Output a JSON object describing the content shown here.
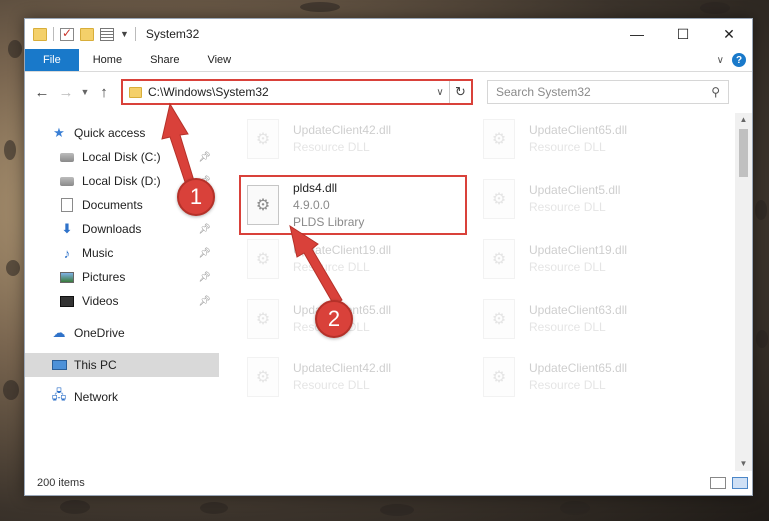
{
  "window": {
    "title": "System32"
  },
  "ribbon": {
    "tabs": [
      "File",
      "Home",
      "Share",
      "View"
    ],
    "help": "?"
  },
  "address": {
    "path": "C:\\Windows\\System32"
  },
  "search": {
    "placeholder": "Search System32"
  },
  "sidebar": {
    "items": [
      {
        "label": "Quick access",
        "icon": "star-icon"
      },
      {
        "label": "Local Disk (C:)",
        "icon": "disk-icon",
        "pinned": true
      },
      {
        "label": "Local Disk (D:)",
        "icon": "disk-icon",
        "pinned": true
      },
      {
        "label": "Documents",
        "icon": "documents-icon",
        "pinned": true
      },
      {
        "label": "Downloads",
        "icon": "download-icon",
        "pinned": true
      },
      {
        "label": "Music",
        "icon": "music-icon",
        "pinned": true
      },
      {
        "label": "Pictures",
        "icon": "pictures-icon",
        "pinned": true
      },
      {
        "label": "Videos",
        "icon": "videos-icon",
        "pinned": true
      },
      {
        "label": "OneDrive",
        "icon": "cloud-icon"
      },
      {
        "label": "This PC",
        "icon": "computer-icon",
        "selected": true
      },
      {
        "label": "Network",
        "icon": "network-icon"
      }
    ]
  },
  "files": {
    "highlighted": {
      "name": "plds4.dll",
      "version": "4.9.0.0",
      "description": "PLDS Library"
    },
    "col1": [
      {
        "name": "UpdateClient42.dll",
        "type": "Resource DLL"
      },
      {
        "name": "UpdateClient19.dll",
        "type": "Resource DLL"
      },
      {
        "name": "UpdateClient65.dll",
        "type": "Resource DLL"
      },
      {
        "name": "UpdateClient42.dll",
        "type": "Resource DLL"
      }
    ],
    "col2": [
      {
        "name": "UpdateClient65.dll",
        "type": "Resource DLL"
      },
      {
        "name": "UpdateClient5.dll",
        "type": "Resource DLL"
      },
      {
        "name": "UpdateClient19.dll",
        "type": "Resource DLL"
      },
      {
        "name": "UpdateClient63.dll",
        "type": "Resource DLL"
      },
      {
        "name": "UpdateClient65.dll",
        "type": "Resource DLL"
      }
    ]
  },
  "status": {
    "count": "200 items"
  },
  "annotations": {
    "step1": "1",
    "step2": "2",
    "color": "#d9413a"
  }
}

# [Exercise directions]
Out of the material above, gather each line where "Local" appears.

# [The completed task]
        "label": "Local Disk (C:)",
        "label": "Local Disk (D:)",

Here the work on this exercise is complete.